It would seem that our founding fathers dipped into many fountains to pen the founding documents! Now, I am not denying that the USA was founded on Judeo-Christian ethics, but that primarily means that we took the framework for our legal structure from the Decalogue. But utilizing Judeo-Christian ethics does not constitute a ‘Christian’ founding!

So, I write all of this to say that when a presidential candidate recognizes the pluralism of the country by mentioning Islam, or another religion, this does not, in and of itself, constitute an unchristian act, nor does it mean that the person will ‘surrender’ our country over to the radical Jihadists, any more than giving a nod to the Christian community means that they are endorsing Fred Phelps! I would hope that any presidential candidate worth their salt would recognize that the USA is a diverse melting pot…

Let us, as a Christian community, think critically and cogently about whom we vote for, and not knee-jerk react to every statement that we are fed!

4 comments:

Anonymous said...

"Judeo-Christian" is a term we've added only recently. I doubt the Deists, Quakers and Unitarian among the Founding Fathers would recognize what we done with what they left us.

daveinlewisville

Ray said...

Although the term may be recent -- the framework was based upon a Judeo-Christian ethic -- the decalogue.

However, I heartily agree -- many would be shocked at the direction we have taken, on both fronts! The liberal and conservative...

J. Wendell said...

I have asked Lou Martuneac as politely as I can (several times) to stop emailing my wife with his derogatory, intimidating, high-minded, and threatening, letters. This drove me to my wits end. He has backed off for a while until just recently. It has come to my attention that he has started the harassment again.

Is he going about the blogosphere looking for every American girl to pick on? Does he email your wife when you have told him to stop? Do you know anything about this annoying anonymous blogger other than his oft repeated boast, “I have written a book?”

John

Lou Martuneac said...

To All:

This morning I sent an apology via e-mail to Rose and John. The apology was NOT for having included Rose in a bulk e-mail. My apology was in regard to how I reacted to John’s two paragraph comment that I find disingenuous on several levels.

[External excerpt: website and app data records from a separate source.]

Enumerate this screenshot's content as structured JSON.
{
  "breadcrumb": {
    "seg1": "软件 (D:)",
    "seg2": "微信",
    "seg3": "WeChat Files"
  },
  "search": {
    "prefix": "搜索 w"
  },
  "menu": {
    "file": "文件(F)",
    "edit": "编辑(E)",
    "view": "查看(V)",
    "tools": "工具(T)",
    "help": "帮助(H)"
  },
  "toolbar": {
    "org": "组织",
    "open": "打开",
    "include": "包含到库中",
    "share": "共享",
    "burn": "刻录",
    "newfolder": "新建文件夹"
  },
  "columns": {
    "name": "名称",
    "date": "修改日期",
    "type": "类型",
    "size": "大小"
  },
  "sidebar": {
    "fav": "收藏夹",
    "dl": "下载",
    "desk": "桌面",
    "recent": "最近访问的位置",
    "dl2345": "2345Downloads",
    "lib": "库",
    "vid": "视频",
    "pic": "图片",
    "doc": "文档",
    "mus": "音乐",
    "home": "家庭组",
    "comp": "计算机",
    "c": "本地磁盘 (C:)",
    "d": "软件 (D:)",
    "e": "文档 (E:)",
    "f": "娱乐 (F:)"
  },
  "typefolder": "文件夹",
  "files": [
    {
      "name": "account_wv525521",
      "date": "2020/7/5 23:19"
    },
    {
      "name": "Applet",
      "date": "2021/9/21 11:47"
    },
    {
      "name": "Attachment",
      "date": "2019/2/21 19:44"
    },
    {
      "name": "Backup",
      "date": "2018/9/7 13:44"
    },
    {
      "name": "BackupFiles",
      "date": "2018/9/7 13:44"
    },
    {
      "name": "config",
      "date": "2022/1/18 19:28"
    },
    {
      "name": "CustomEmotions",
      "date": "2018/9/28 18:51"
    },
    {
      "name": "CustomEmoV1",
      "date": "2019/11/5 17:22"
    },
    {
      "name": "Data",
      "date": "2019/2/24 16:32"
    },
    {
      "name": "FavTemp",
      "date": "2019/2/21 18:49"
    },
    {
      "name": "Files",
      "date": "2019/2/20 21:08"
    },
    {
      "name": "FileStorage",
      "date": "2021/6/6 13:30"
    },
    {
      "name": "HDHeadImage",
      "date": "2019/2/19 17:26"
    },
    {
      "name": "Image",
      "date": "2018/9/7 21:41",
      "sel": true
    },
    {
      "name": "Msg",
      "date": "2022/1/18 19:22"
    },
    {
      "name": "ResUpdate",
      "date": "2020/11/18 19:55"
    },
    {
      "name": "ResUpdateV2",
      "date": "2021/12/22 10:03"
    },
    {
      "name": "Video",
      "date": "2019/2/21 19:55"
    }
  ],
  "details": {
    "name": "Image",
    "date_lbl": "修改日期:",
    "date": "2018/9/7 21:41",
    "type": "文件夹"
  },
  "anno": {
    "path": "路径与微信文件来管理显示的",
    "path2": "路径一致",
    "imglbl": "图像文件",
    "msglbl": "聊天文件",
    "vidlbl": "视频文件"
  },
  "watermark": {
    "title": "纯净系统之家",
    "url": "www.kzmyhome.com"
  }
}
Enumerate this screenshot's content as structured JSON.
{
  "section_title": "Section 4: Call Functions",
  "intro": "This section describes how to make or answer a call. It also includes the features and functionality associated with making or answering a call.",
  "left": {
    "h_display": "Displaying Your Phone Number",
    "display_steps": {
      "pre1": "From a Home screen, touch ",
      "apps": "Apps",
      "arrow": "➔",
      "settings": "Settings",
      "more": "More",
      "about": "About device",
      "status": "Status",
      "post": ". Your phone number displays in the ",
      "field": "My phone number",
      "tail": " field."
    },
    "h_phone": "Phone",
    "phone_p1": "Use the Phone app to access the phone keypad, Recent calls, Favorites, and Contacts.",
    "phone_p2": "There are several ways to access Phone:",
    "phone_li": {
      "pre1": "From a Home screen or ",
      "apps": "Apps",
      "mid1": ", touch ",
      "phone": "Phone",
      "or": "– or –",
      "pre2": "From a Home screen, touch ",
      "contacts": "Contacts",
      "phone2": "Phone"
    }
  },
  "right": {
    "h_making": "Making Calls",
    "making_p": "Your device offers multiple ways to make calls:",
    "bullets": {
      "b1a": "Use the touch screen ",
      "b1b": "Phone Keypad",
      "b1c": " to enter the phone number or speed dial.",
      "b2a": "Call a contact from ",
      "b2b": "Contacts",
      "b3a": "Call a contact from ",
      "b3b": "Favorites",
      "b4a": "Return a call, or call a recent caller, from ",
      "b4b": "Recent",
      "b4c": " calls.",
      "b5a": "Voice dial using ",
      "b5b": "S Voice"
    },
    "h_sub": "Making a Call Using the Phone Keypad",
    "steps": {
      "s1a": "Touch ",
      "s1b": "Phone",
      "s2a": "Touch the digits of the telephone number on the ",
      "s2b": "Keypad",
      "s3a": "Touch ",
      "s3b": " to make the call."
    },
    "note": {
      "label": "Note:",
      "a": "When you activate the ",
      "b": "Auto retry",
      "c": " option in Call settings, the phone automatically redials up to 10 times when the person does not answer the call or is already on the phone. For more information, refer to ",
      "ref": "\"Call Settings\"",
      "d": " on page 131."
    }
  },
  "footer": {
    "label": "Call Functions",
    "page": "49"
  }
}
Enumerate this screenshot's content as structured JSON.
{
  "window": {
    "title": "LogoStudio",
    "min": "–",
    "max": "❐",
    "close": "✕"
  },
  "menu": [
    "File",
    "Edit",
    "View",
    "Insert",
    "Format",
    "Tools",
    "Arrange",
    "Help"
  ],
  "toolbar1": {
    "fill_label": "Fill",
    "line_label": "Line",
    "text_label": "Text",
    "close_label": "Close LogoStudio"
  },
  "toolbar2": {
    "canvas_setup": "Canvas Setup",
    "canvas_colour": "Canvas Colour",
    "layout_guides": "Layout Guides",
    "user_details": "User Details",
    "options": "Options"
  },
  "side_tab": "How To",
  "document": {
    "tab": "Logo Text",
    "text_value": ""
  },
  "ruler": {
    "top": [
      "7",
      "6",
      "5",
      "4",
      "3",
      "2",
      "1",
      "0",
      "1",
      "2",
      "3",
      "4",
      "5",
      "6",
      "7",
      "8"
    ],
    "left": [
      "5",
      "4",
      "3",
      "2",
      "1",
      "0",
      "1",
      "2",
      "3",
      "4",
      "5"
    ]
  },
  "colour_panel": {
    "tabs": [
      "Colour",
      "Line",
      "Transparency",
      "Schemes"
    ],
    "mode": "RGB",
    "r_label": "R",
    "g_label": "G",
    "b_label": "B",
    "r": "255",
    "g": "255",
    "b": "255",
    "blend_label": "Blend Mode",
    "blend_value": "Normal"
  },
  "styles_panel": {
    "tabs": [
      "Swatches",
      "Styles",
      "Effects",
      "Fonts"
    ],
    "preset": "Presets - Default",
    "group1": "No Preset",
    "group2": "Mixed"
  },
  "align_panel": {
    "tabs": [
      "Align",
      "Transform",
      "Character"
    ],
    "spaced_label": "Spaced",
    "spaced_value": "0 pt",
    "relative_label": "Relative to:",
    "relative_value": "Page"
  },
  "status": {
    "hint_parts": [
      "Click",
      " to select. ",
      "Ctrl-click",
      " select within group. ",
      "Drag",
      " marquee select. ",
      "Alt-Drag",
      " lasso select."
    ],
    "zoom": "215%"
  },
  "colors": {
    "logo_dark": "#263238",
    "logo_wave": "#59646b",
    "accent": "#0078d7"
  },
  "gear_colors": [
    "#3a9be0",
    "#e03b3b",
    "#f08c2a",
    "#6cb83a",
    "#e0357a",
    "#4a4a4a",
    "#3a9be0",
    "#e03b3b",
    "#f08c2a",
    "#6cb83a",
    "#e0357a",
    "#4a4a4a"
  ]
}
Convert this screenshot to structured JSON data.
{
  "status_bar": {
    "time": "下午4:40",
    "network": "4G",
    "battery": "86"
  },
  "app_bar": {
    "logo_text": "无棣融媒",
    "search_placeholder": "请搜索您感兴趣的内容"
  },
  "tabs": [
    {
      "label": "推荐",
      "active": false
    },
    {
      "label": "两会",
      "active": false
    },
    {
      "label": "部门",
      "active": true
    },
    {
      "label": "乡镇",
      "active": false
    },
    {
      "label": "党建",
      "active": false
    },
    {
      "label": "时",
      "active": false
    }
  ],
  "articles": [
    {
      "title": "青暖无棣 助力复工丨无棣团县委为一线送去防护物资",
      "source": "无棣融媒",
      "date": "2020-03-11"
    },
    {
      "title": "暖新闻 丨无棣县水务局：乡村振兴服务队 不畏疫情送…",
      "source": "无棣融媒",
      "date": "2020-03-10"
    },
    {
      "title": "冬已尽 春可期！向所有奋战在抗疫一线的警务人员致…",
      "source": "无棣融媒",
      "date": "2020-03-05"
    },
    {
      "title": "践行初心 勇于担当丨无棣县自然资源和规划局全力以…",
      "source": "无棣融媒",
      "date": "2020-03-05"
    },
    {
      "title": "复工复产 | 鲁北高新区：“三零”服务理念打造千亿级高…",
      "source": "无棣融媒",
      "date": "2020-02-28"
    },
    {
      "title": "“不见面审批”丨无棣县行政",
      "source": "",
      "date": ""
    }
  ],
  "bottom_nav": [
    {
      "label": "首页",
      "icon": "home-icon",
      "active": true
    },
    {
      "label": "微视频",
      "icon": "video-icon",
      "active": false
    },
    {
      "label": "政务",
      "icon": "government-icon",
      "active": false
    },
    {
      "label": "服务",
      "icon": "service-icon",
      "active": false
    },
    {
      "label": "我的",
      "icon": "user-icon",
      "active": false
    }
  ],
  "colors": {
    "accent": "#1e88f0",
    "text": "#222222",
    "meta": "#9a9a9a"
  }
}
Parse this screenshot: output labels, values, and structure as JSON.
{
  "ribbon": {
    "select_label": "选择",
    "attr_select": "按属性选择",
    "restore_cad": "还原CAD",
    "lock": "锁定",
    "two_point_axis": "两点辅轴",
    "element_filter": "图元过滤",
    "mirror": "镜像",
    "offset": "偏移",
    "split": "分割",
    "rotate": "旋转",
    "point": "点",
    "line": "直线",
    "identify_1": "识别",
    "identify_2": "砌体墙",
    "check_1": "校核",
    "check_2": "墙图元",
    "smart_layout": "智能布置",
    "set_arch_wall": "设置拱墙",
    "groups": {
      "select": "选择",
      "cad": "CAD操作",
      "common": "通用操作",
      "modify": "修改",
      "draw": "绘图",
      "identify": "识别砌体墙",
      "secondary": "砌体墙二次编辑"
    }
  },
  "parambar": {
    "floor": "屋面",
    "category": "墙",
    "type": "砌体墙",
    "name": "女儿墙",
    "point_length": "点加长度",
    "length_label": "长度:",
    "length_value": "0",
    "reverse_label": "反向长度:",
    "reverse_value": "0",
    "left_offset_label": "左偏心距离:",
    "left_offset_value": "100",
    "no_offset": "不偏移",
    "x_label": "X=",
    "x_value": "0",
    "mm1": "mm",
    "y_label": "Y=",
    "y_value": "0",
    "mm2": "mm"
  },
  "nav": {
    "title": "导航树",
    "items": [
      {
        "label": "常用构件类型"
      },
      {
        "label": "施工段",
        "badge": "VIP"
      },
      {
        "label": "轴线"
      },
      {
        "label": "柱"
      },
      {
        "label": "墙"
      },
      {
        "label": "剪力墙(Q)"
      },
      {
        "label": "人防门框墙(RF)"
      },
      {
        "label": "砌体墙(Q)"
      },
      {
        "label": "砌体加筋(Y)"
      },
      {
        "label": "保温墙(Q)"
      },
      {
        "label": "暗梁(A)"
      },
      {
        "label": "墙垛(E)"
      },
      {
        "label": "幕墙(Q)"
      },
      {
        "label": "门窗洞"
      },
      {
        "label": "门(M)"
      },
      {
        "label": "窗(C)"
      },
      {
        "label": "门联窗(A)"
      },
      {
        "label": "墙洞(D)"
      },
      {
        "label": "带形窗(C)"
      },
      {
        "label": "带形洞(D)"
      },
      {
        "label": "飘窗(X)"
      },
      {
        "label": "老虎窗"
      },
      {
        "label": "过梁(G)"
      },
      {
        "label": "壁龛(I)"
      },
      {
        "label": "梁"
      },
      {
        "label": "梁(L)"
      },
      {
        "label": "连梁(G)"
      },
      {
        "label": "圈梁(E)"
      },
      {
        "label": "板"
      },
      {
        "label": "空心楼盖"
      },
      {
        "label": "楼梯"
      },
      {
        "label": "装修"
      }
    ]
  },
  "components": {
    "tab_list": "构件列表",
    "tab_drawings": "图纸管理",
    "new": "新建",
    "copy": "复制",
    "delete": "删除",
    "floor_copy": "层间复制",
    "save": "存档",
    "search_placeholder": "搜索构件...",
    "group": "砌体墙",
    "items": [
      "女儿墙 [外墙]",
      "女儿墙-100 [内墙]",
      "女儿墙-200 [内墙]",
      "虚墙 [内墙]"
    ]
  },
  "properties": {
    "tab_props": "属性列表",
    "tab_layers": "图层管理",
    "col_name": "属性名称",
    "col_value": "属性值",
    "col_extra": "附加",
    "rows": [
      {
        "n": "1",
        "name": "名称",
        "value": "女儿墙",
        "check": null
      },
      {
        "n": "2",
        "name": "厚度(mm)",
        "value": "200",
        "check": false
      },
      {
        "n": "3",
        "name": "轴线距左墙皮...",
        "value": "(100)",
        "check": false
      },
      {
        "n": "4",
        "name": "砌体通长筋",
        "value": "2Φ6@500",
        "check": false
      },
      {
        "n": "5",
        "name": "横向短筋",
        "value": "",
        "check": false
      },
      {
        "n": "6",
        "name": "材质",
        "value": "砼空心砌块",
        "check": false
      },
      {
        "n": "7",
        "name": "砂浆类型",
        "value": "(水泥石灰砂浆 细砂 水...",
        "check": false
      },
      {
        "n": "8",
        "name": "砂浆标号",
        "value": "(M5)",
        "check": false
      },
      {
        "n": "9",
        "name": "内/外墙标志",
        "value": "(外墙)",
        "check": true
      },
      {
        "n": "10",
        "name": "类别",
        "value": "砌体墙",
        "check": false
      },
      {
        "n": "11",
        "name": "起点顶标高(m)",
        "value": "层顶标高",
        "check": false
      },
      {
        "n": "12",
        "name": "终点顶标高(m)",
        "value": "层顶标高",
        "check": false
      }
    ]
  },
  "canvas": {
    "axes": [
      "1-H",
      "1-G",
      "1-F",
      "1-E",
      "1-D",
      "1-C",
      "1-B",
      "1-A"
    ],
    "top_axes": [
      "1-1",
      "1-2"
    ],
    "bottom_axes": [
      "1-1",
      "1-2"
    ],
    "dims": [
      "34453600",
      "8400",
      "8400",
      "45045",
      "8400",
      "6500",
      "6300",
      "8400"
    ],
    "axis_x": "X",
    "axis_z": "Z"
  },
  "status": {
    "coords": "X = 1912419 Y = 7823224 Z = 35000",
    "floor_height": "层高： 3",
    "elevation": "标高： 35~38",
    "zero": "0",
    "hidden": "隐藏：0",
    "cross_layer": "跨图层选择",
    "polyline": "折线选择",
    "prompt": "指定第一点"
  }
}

Never-the-less, my reaction was not right, the Holy Spirit convicted me of it, and I responded to Him. I immediately deleted my reply, posted both a public apology and the e-mail to Rose and John I mentioned above.

Furthermore, in the e-mail apology I also asked for their forgiveness.

Even though both Rose and John have been active in the blogs today, neither of them have acknowledged nor accepted my apology. Neither one has indicated or written to forgive me as I requested.

And when ye stand praying, forgive, if ye have aught against any: that your Father also which is in Heaven may forgive you your trespasses. But if ye do not forgive, neither will your Father which is in Heaven forgive your trespasses,” (Mark 11:25-26).

I did my best following my conscience and the leading of the Holy Spirit to make this right and bring closure. Unless I hear otherwise, it appears Rose and John are not willing to bring closure.

If we confess our sins, He is faithful and just to forgive us our sins, and cleanse us from all unrighteousness,” (1 John 1:9).

As far as I am concerned this is a closed issue and under the blood, whether or not Rose and John will respond appropriately.


LM